In case it isn't easy to see in this picture, that's a Demolisher with a cut-down Stryfe on the side; there's one on the other side, too. The pusher mechanisms are to be linked internally such that all three component blasters can fire at once; I also intend to add extra notches to the magazines so that they can sit in the magwells without firing. The stock is going to be replaced with something that can hold two large battery packs - probably either a Nitron stock or something fabricated. My goal is to make something that looks unmodified to people who aren't familiar with Nerf.

This is, perhaps needless to say, unconventional, but there are some good reasons that motivate this build.
  • 18 rounds really isn't much when you are in a lightly-armed group and have to do more than your fair share of chargebusting and such. My preferred playstyle focuses on stunning zombies aggressively and protecting the group.
  • Reloading in the middle of an engagement is awkward at best and dangerous at worst. Simply tapping another magazine higher into its magwell when the current magazine is low would be much better.
  • Missiles, including Demolisher missiles, have special significance under some rulesets, such as those used at Waterloo.
  • This system allows all three magazines to be active simultaneously - and, sometimes, you just want to make it rain foam.
Here's another view:
With the batteries in the back, this blaster balances nicely, with the center of mass being close to the grip. You might notice the deformed and discolored area on the top of the Demolisher in the picture above - it's a result of Hasbro's penchant for unnecessary solvent wielding, but it's nothing that some decorative shaped PVC couldn't easily cover.
I've found the Demolisher's foregrip to be quite comfortable in its current position, which is odd as usually having a foregrip at a significantly different elevation from the grip throws off my aim. Perhaps the flat top of this blaster helps to keep my aim level. In any case, I'm happy with the launcher where it is.
Intimidating, isn't it?

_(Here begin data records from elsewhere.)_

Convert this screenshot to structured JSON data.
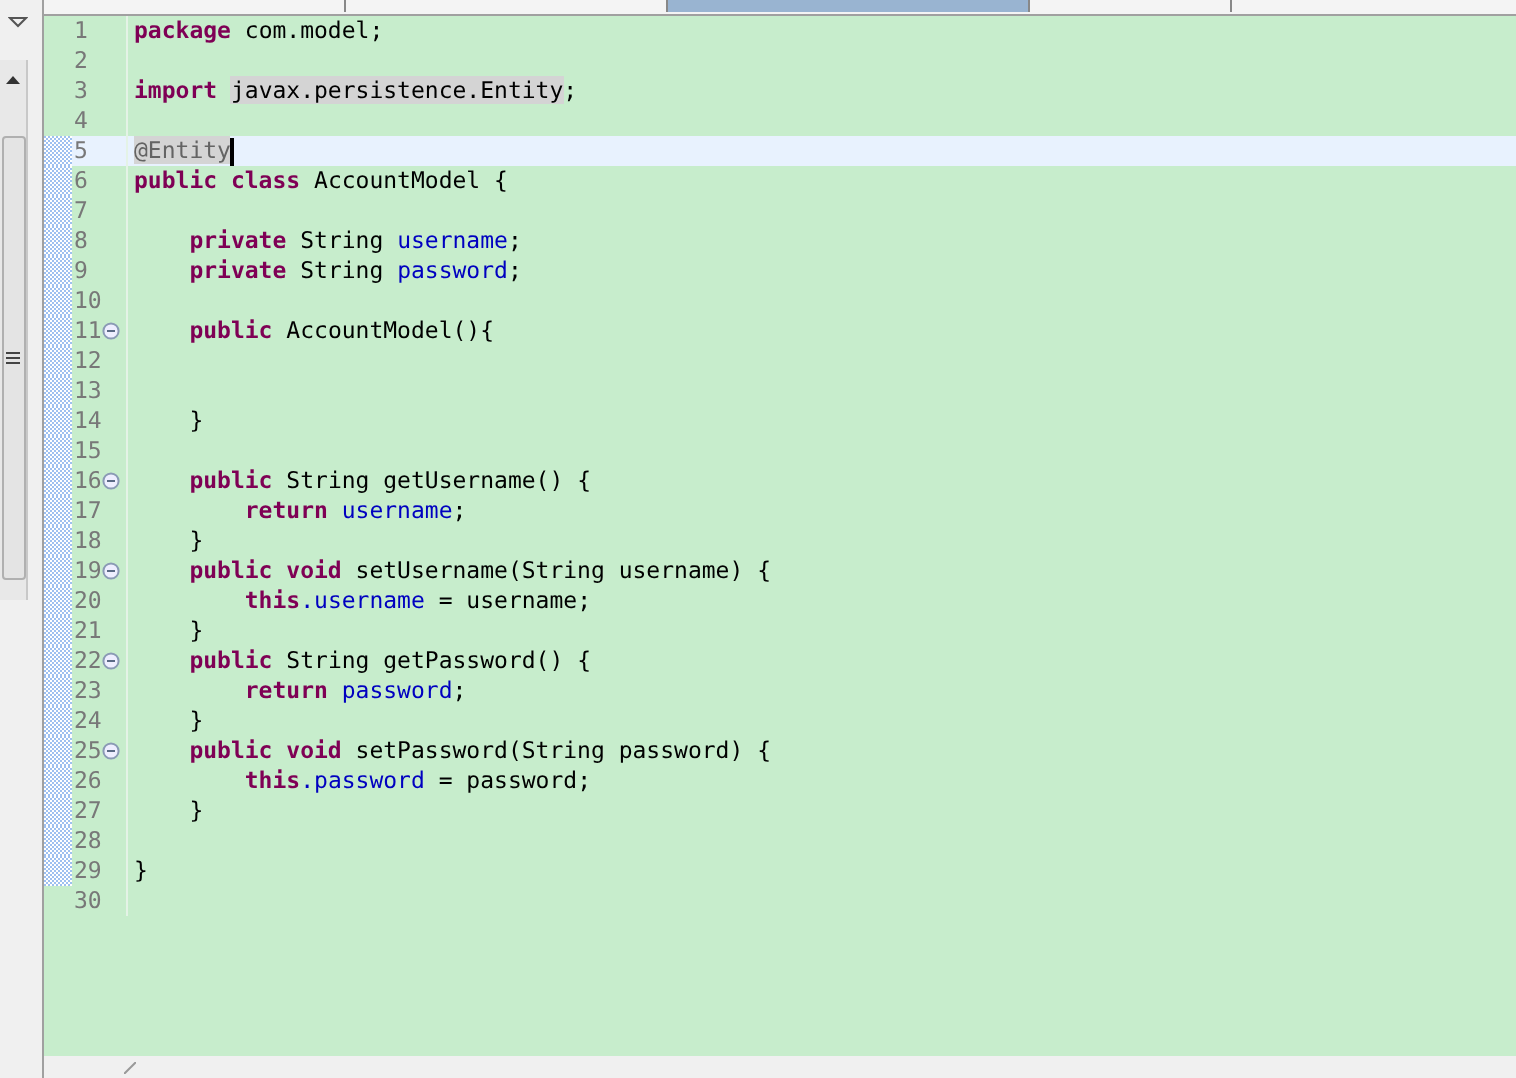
{
  "editor": {
    "lines": [
      {
        "number": "1",
        "changed": false,
        "tokens": [
          {
            "kind": "keyword",
            "text": "package"
          },
          {
            "kind": "plain",
            "text": " com.model;"
          }
        ]
      },
      {
        "number": "2",
        "changed": false
      },
      {
        "number": "3",
        "changed": false,
        "tokens": [
          {
            "kind": "keyword",
            "text": "import "
          },
          {
            "kind": "occurrence",
            "text": "javax.persistence.Entity"
          },
          {
            "kind": "plain",
            "text": ";"
          }
        ]
      },
      {
        "number": "4",
        "changed": false
      },
      {
        "number": "5",
        "current": true,
        "changed": true,
        "tokens": [
          {
            "kind": "annotation",
            "text": "@Entity"
          }
        ]
      },
      {
        "number": "6",
        "changed": true,
        "tokens": [
          {
            "kind": "keyword",
            "text": "public class"
          },
          {
            "kind": "plain",
            "text": " AccountModel {"
          }
        ]
      },
      {
        "number": "7",
        "changed": true
      },
      {
        "number": "8",
        "changed": true,
        "tokens": [
          {
            "kind": "keyword",
            "text": "    private"
          },
          {
            "kind": "plain",
            "text": " String "
          },
          {
            "kind": "field",
            "text": "username"
          },
          {
            "kind": "plain",
            "text": ";"
          }
        ]
      },
      {
        "number": "9",
        "changed": true,
        "tokens": [
          {
            "kind": "keyword",
            "text": "    private"
          },
          {
            "kind": "plain",
            "text": " String "
          },
          {
            "kind": "field",
            "text": "password"
          },
          {
            "kind": "plain",
            "text": ";"
          }
        ]
      },
      {
        "number": "10",
        "changed": true
      },
      {
        "number": "11",
        "foldable": true,
        "changed": true,
        "tokens": [
          {
            "kind": "keyword",
            "text": "    public"
          },
          {
            "kind": "plain",
            "text": " AccountModel(){"
          }
        ]
      },
      {
        "number": "12",
        "changed": true
      },
      {
        "number": "13",
        "changed": true
      },
      {
        "number": "14",
        "changed": true,
        "tokens": [
          {
            "kind": "plain",
            "text": "    }"
          }
        ]
      },
      {
        "number": "15",
        "changed": true
      },
      {
        "number": "16",
        "foldable": true,
        "changed": true,
        "tokens": [
          {
            "kind": "keyword",
            "text": "    public"
          },
          {
            "kind": "plain",
            "text": " String getUsername() {"
          }
        ]
      },
      {
        "number": "17",
        "changed": true,
        "tokens": [
          {
            "kind": "keyword",
            "text": "        return "
          },
          {
            "kind": "field",
            "text": "username"
          },
          {
            "kind": "plain",
            "text": ";"
          }
        ]
      },
      {
        "number": "18",
        "changed": true,
        "tokens": [
          {
            "kind": "plain",
            "text": "    }"
          }
        ]
      },
      {
        "number": "19",
        "foldable": true,
        "changed": true,
        "tokens": [
          {
            "kind": "keyword",
            "text": "    public void"
          },
          {
            "kind": "plain",
            "text": " setUsername(String username) {"
          }
        ]
      },
      {
        "number": "20",
        "changed": true,
        "tokens": [
          {
            "kind": "keyword",
            "text": "        this"
          },
          {
            "kind": "field",
            "text": ".username"
          },
          {
            "kind": "plain",
            "text": " = username;"
          }
        ]
      },
      {
        "number": "21",
        "changed": true,
        "tokens": [
          {
            "kind": "plain",
            "text": "    }"
          }
        ]
      },
      {
        "number": "22",
        "foldable": true,
        "changed": true,
        "tokens": [
          {
            "kind": "keyword",
            "text": "    public"
          },
          {
            "kind": "plain",
            "text": " String getPassword() {"
          }
        ]
      },
      {
        "number": "23",
        "changed": true,
        "tokens": [
          {
            "kind": "keyword",
            "text": "        return "
          },
          {
            "kind": "field",
            "text": "password"
          },
          {
            "kind": "plain",
            "text": ";"
          }
        ]
      },
      {
        "number": "24",
        "changed": true,
        "tokens": [
          {
            "kind": "plain",
            "text": "    }"
          }
        ]
      },
      {
        "number": "25",
        "foldable": true,
        "changed": true,
        "tokens": [
          {
            "kind": "keyword",
            "text": "    public void"
          },
          {
            "kind": "plain",
            "text": " setPassword(String password) {"
          }
        ]
      },
      {
        "number": "26",
        "changed": true,
        "tokens": [
          {
            "kind": "keyword",
            "text": "        this"
          },
          {
            "kind": "field",
            "text": ".password"
          },
          {
            "kind": "plain",
            "text": " = password;"
          }
        ]
      },
      {
        "number": "27",
        "changed": true,
        "tokens": [
          {
            "kind": "plain",
            "text": "    }"
          }
        ]
      },
      {
        "number": "28",
        "changed": true
      },
      {
        "number": "29",
        "changed": true,
        "tokens": [
          {
            "kind": "plain",
            "text": "}"
          }
        ]
      },
      {
        "number": "30",
        "changed": false
      }
    ]
  }
}
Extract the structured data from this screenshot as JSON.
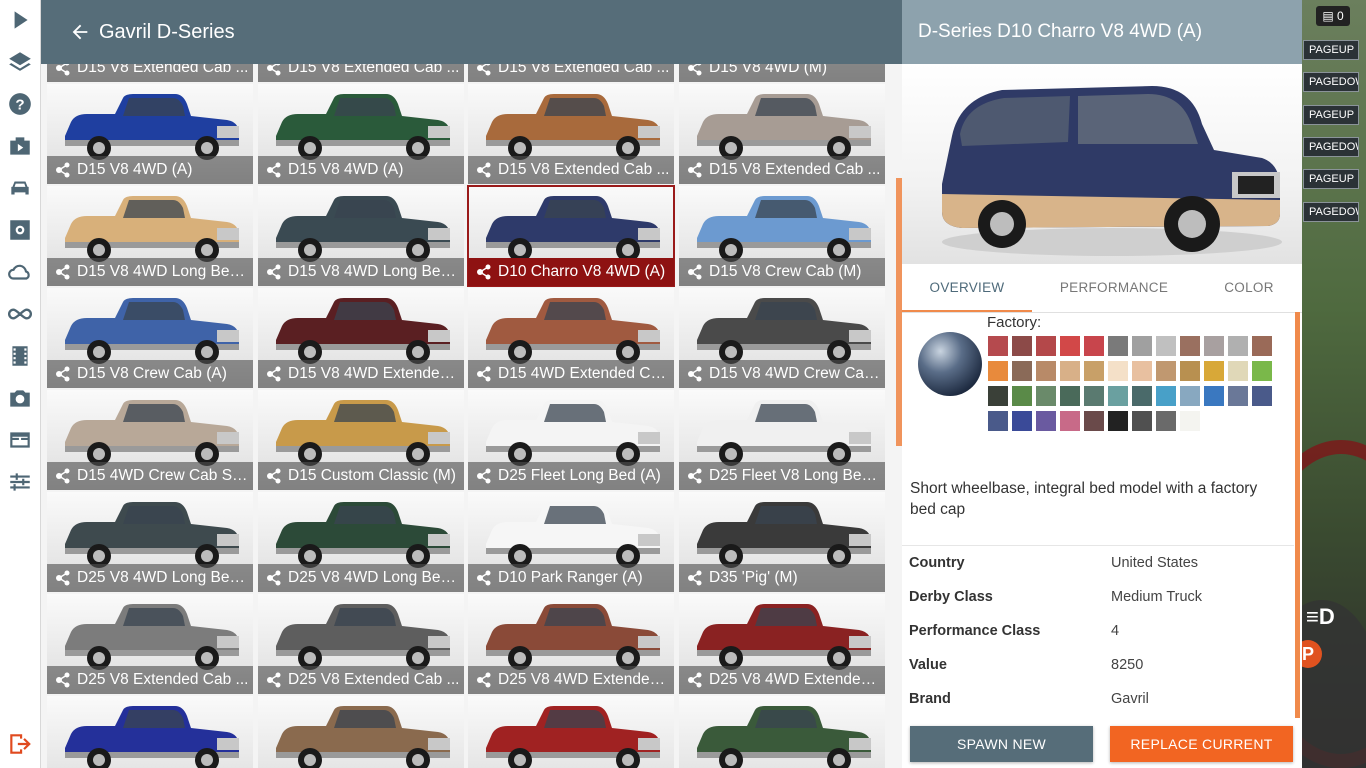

Right now, the prototype is disassembled, and the hotglue has almost all been cleaned off. As an aside, hotglue has a bad reputation in Nerf, as noobs like to misuse it as a structural adhesive. It isn't hard to find people saying things like "The only thing that hotglue is good for is holding things in place while the real adhesive sets". I would agree with this attitude, except for the fact that hotglue is also good for gapfilling, securing low-temp electronics, impromptu weatherproofing, diffusing light from LEDs, rapid prototyping . . . in short, it has a lot of uses, and the fact that it has one prominent misuse shouldn't discredit it as a material.

Blade 180 installs and a diode-based adjustable power setting are planned upgrades but will not be present in the initial build. The current requirement for three sets of motors will be fairly large, especially with blades, so I am considering setting it up in such a way that only the flywheels whose corresponding magazine is active will be powered. As using the stock screws to hold the shells together is infeasible, I'm thinking of using magnets.

In short, this is going to be an all-around unusual and unconventional build.

1 comment:

  1. I went ahead and linked this on reddit. Didn't want it to get buried.